**Web page and app entries:**

-- Opening Marker --

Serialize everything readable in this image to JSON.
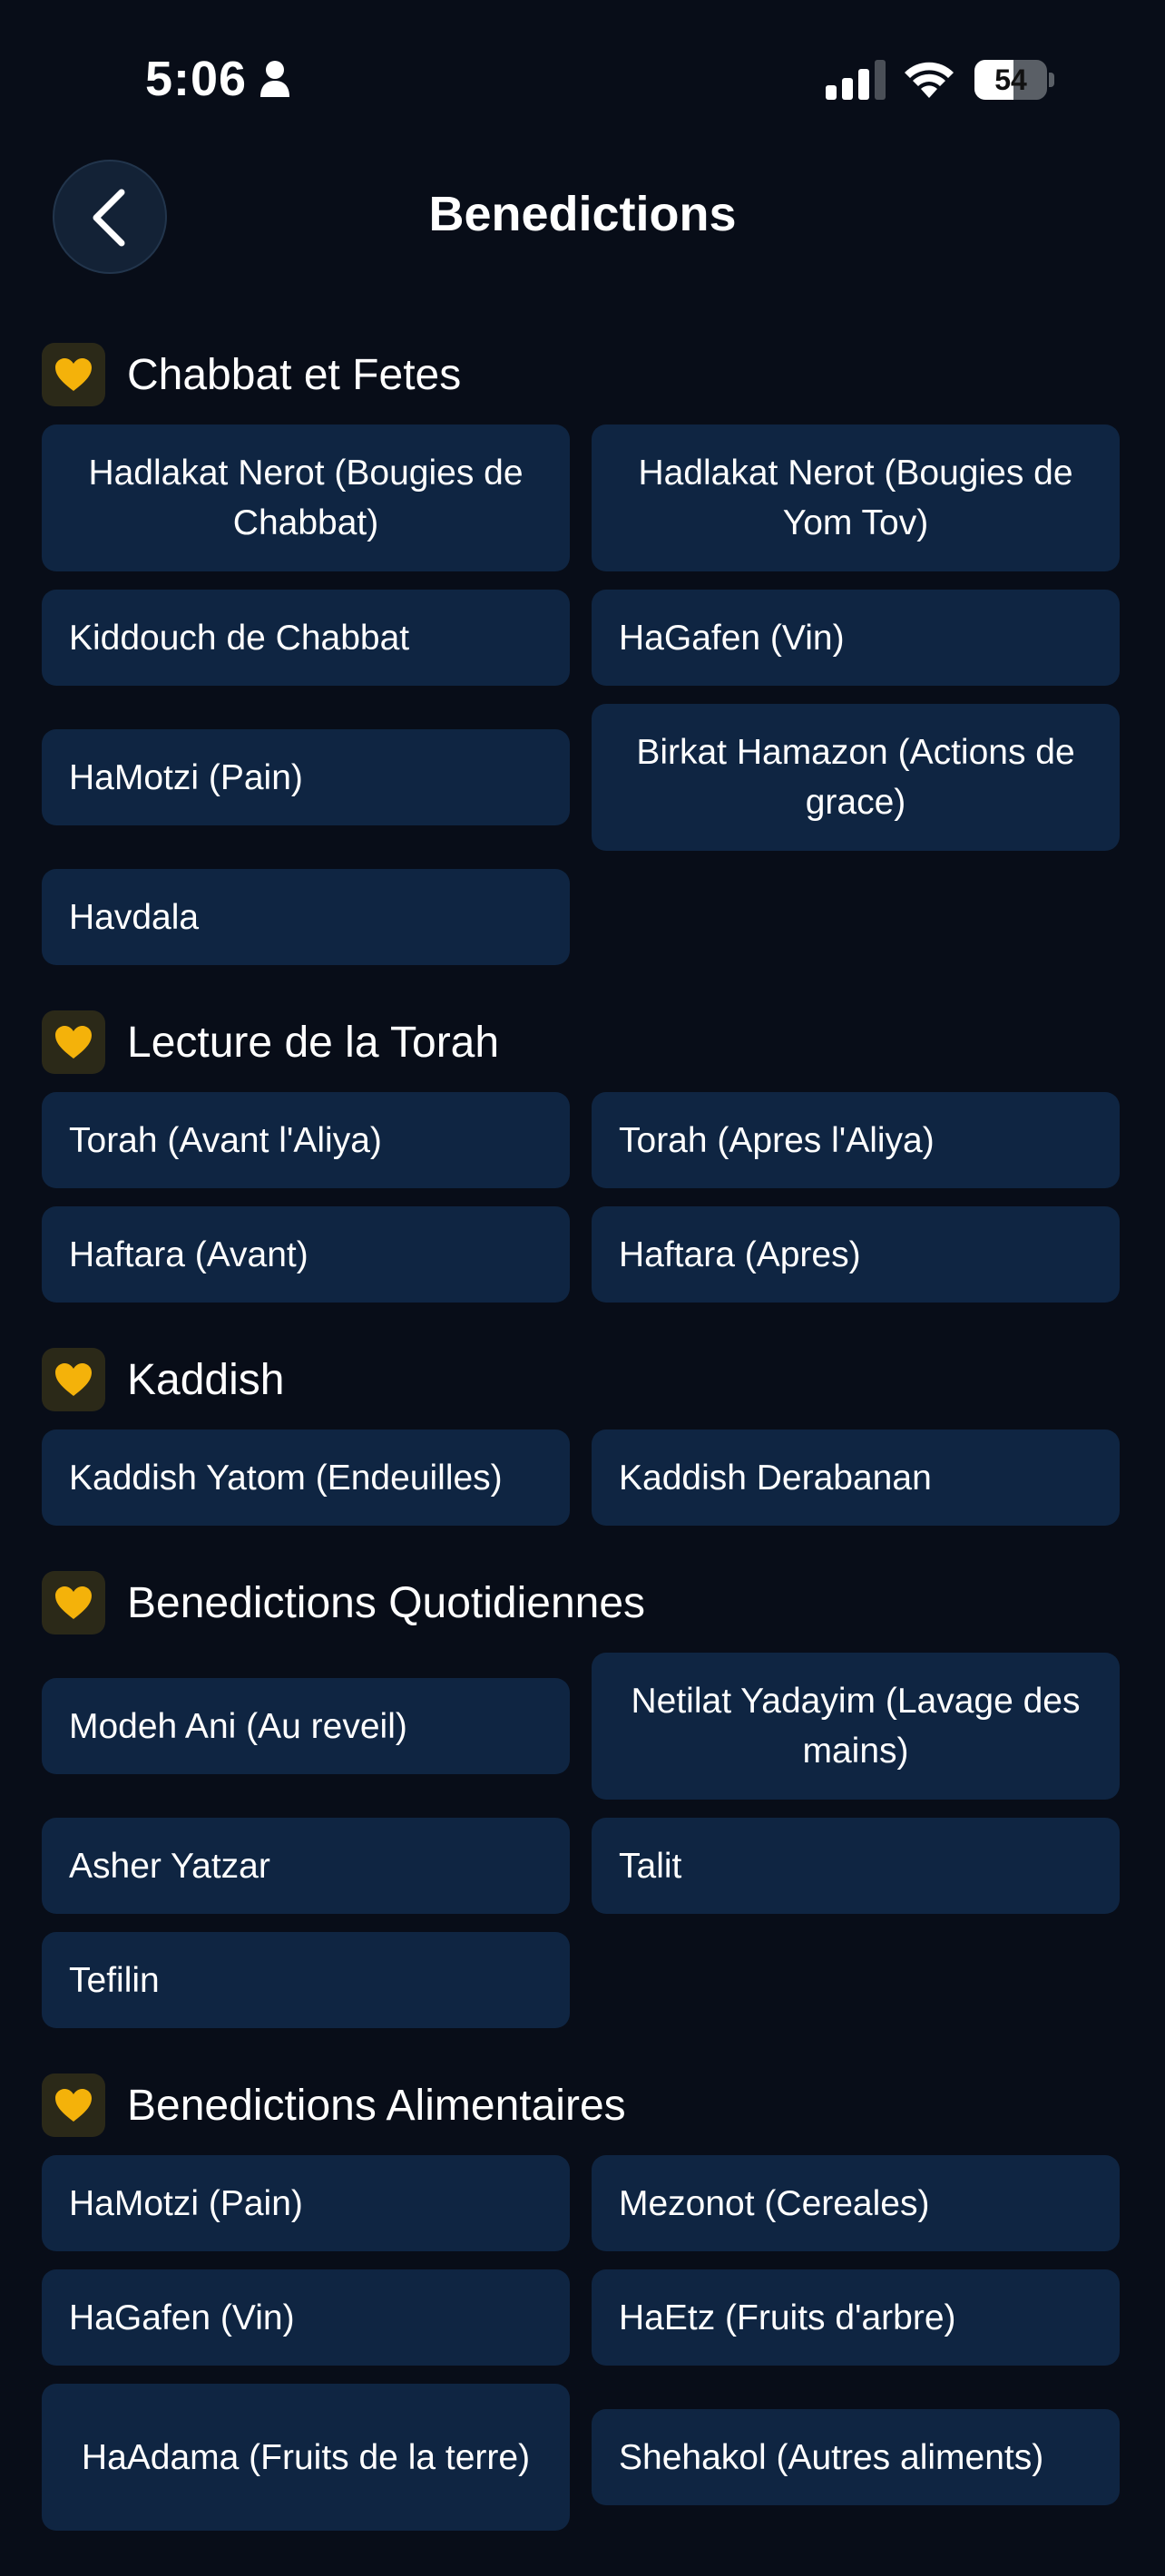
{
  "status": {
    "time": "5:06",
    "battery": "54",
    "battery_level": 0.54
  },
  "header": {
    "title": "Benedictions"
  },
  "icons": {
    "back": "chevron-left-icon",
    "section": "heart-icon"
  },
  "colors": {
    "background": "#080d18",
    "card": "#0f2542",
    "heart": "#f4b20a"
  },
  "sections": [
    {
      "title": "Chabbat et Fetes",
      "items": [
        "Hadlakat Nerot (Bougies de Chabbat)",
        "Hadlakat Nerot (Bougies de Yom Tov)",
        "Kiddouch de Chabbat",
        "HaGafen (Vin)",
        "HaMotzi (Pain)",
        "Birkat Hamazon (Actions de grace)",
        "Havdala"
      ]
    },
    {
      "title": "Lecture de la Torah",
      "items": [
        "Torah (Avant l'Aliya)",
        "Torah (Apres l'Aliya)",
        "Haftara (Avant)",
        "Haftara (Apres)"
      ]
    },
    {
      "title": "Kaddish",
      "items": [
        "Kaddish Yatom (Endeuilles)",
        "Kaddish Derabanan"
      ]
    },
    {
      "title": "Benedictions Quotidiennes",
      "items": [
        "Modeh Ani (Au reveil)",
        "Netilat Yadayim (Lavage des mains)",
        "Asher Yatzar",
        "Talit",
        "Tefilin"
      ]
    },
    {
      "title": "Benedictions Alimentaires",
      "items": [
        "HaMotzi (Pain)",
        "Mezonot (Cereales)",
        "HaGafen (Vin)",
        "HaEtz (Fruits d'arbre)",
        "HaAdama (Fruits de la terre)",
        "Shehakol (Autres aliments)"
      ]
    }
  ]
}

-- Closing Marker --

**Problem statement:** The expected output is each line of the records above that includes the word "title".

**Expected output:**
    "title": "Benedictions"
      "title": "Chabbat et Fetes",
      "title": "Lecture de la Torah",
      "title": "Kaddish",
      "title": "Benedictions Quotidiennes",
      "title": "Benedictions Alimentaires",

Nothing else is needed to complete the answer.